I was deeply, deeply saddened to learn yesterday of the passing of horror writer Jack Ketchum (the pen name of Dallas Mayr) at age 71.

A multiple Bram Stoker Award winner, Ketchum authored such classic novels as Off SeasonThe Girl Next DoorThe Lost, and Red (many of which were made into films adapted from his own screenplays). His approach to horror was distinctively unflinching, unabashedly brash in its depiction of violence and sex(ual perversion), yet Ketchum never reduced the graphic to the gratuitous and always brought a level of sophistication to the bloody mayhem splashed across the pages of his books. What made his narratives so hard-hitting wasn’t a mere knack for splattery effect but a true understanding of character–Ketchum was committed to conveying the emotional and psychological components of pain and suffering. A writer whose genre work tended toward the non-supernatural, Ketchum reminded readers time and again that the most horrific monsters are the ones wearing human skins.

I first heard the name Jack Ketchum mentioned in Stephen King’s 2003 National Book Award acceptance speech (during which King lauded Ketchum’s Gothic western The Crossings). Not long thereafter, I picked up a paperback copy of Ketchum’s story collection Peaceable Kingdom and was completely and utterly blown away (to this day, I can recall my first experience of these dazzling dark gems, holed up at Montclair State University and desperately hoping no students would show up during office hours to distract me from reading). Ketchum’s masterfully-crafted stories rekindled my then-guttering interest in genre fiction, and served as perfect illustrations of just how powerful horror fiction could be. After journeying through Peaceable Kingdom, I proclaimed myself a loyal subject, and scurried to purchase the rest of the author’s books.

Over the years, I got to meet Jack/Dallas on several occasions, at conventions and book readings in New York City. Encountering him in person was no less amazing than reading his prose. He proved approachable and affable, genuinely enthusiastic about interacting with his fans (he would even invite everyone to join him after a reading for some food and drink at one of his favorite spots, the Aegean Restaurant on the Upper West Side). My first impression, and lasting memory, of him, is as a down-to-earth guy who wasn’t looking to hold court in front of an idolizing entourage but was simply happy to hang out and chat with fellow horror-lovers.

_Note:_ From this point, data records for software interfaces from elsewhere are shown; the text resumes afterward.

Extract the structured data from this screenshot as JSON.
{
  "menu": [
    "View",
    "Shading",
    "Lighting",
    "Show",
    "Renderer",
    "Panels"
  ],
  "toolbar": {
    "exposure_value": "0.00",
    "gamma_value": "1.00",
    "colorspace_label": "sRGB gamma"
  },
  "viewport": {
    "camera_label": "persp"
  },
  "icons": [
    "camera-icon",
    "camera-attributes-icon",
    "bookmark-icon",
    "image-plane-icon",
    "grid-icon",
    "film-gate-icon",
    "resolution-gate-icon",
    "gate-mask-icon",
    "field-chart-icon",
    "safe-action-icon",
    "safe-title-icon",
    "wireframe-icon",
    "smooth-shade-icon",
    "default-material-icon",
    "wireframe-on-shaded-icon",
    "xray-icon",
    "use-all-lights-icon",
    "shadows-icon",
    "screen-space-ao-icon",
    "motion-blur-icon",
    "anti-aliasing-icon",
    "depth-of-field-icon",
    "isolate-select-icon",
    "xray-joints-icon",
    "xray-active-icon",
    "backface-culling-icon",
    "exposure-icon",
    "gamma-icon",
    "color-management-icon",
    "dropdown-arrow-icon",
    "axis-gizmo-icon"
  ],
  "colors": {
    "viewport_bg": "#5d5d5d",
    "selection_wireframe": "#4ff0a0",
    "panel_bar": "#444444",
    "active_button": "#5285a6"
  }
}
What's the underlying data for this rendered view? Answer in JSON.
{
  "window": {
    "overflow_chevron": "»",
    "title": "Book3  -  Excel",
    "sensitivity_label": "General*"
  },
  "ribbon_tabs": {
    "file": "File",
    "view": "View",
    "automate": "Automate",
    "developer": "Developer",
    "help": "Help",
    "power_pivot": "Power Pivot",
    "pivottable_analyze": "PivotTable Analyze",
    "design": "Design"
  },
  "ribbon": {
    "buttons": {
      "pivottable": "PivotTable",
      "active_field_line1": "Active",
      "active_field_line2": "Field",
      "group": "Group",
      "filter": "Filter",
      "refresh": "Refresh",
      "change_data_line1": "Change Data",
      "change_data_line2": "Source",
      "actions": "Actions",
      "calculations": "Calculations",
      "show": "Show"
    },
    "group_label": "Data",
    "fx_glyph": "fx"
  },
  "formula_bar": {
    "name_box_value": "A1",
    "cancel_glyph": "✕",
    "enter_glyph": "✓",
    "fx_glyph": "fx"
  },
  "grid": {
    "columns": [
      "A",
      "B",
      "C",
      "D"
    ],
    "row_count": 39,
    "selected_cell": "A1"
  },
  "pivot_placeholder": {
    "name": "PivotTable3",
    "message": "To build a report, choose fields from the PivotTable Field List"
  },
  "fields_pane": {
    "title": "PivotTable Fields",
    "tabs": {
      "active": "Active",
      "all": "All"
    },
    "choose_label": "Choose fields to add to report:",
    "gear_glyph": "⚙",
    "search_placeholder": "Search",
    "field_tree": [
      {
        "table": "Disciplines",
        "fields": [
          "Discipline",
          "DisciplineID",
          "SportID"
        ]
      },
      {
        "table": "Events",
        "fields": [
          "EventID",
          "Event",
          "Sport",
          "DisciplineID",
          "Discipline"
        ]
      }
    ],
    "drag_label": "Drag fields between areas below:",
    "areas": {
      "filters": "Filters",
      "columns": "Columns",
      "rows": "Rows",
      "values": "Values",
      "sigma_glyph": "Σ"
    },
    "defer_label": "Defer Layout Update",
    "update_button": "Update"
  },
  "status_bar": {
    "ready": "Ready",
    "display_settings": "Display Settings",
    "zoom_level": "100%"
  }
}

With the passing of Jack Ketchum, the horror genre has lost not only one of its finest writers, but also one if its best representatives.